TASK DIRECTIONS
Each entry, in full: reproduce it exactly.

[Excerpts from an interface dataset]

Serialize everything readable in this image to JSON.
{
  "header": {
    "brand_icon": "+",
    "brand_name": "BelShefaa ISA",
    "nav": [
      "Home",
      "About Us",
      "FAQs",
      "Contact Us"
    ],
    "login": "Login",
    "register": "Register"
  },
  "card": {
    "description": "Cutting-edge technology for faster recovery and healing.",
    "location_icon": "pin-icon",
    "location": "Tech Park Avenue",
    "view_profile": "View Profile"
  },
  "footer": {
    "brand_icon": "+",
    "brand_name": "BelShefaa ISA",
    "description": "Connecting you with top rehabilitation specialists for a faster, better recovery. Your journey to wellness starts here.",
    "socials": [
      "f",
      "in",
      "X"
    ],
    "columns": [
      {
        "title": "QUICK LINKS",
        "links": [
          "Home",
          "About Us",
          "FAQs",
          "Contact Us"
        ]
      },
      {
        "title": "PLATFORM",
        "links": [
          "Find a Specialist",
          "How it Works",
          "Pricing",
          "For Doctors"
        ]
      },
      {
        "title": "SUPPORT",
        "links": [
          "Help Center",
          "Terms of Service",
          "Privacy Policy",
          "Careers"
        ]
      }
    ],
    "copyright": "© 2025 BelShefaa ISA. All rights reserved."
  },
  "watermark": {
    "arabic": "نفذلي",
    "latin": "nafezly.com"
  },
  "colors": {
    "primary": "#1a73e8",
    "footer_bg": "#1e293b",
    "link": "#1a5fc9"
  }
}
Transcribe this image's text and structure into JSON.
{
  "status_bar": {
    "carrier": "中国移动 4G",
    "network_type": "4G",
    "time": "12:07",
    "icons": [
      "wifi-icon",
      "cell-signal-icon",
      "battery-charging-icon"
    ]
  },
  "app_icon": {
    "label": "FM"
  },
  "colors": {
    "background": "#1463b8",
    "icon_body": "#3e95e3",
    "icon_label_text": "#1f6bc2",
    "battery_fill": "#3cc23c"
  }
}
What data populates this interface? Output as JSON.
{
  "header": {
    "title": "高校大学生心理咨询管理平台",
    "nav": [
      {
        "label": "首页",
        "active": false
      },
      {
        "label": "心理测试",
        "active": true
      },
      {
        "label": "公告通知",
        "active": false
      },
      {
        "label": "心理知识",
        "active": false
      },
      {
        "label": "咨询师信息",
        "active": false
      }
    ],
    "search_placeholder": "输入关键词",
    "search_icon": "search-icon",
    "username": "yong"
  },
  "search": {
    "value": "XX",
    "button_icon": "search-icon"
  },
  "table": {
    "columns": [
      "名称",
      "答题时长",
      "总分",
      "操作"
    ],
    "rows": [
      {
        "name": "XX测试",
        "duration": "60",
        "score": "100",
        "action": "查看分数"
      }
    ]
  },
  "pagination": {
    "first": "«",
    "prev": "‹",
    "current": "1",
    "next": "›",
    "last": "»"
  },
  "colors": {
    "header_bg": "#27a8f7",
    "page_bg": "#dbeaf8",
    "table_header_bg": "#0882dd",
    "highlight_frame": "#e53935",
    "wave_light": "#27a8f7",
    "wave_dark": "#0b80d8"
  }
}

RESPONSE TO THE TASK
Serialize everything readable in this image to JSON.
{
  "header": {
    "brand_icon": "+",
    "brand_name": "BelShefaa ISA",
    "nav": [
      "Home",
      "About Us",
      "FAQs",
      "Contact Us"
    ],
    "login": "Login",
    "register": "Register"
  },
  "card": {
    "description": "Cutting-edge technology for faster recovery and healing.",
    "location_icon": "pin-icon",
    "location": "Tech Park Avenue",
    "view_profile": "View Profile"
  },
  "footer": {
    "brand_icon": "+",
    "brand_name": "BelShefaa ISA",
    "description": "Connecting you with top rehabilitation specialists for a faster, better recovery. Your journey to wellness starts here.",
    "socials": [
      "f",
      "in",
      "X"
    ],
    "columns": [
      {
        "title": "QUICK LINKS",
        "links": [
          "Home",
          "About Us",
          "FAQs",
          "Contact Us"
        ]
      },
      {
        "title": "PLATFORM",
        "links": [
          "Find a Specialist",
          "How it Works",
          "Pricing",
          "For Doctors"
        ]
      },
      {
        "title": "SUPPORT",
        "links": [
          "Help Center",
          "Terms of Service",
          "Privacy Policy",
          "Careers"
        ]
      }
    ],
    "copyright": "© 2025 BelShefaa ISA. All rights reserved."
  },
  "watermark": {
    "arabic": "نفذلي",
    "latin": "nafezly.com"
  },
  "colors": {
    "primary": "#1a73e8",
    "footer_bg": "#1e293b",
    "link": "#1a5fc9"
  }
}
Transcribe this image's text and structure into JSON.
{
  "status_bar": {
    "carrier": "中国移动 4G",
    "network_type": "4G",
    "time": "12:07",
    "icons": [
      "wifi-icon",
      "cell-signal-icon",
      "battery-charging-icon"
    ]
  },
  "app_icon": {
    "label": "FM"
  },
  "colors": {
    "background": "#1463b8",
    "icon_body": "#3e95e3",
    "icon_label_text": "#1f6bc2",
    "battery_fill": "#3cc23c"
  }
}
What data populates this interface? Output as JSON.
{
  "header": {
    "title": "高校大学生心理咨询管理平台",
    "nav": [
      {
        "label": "首页",
        "active": false
      },
      {
        "label": "心理测试",
        "active": true
      },
      {
        "label": "公告通知",
        "active": false
      },
      {
        "label": "心理知识",
        "active": false
      },
      {
        "label": "咨询师信息",
        "active": false
      }
    ],
    "search_placeholder": "输入关键词",
    "search_icon": "search-icon",
    "username": "yong"
  },
  "search": {
    "value": "XX",
    "button_icon": "search-icon"
  },
  "table": {
    "columns": [
      "名称",
      "答题时长",
      "总分",
      "操作"
    ],
    "rows": [
      {
        "name": "XX测试",
        "duration": "60",
        "score": "100",
        "action": "查看分数"
      }
    ]
  },
  "pagination": {
    "first": "«",
    "prev": "‹",
    "current": "1",
    "next": "›",
    "last": "»"
  },
  "colors": {
    "header_bg": "#27a8f7",
    "page_bg": "#dbeaf8",
    "table_header_bg": "#0882dd",
    "highlight_frame": "#e53935",
    "wave_light": "#27a8f7",
    "wave_dark": "#0b80d8"
  }
}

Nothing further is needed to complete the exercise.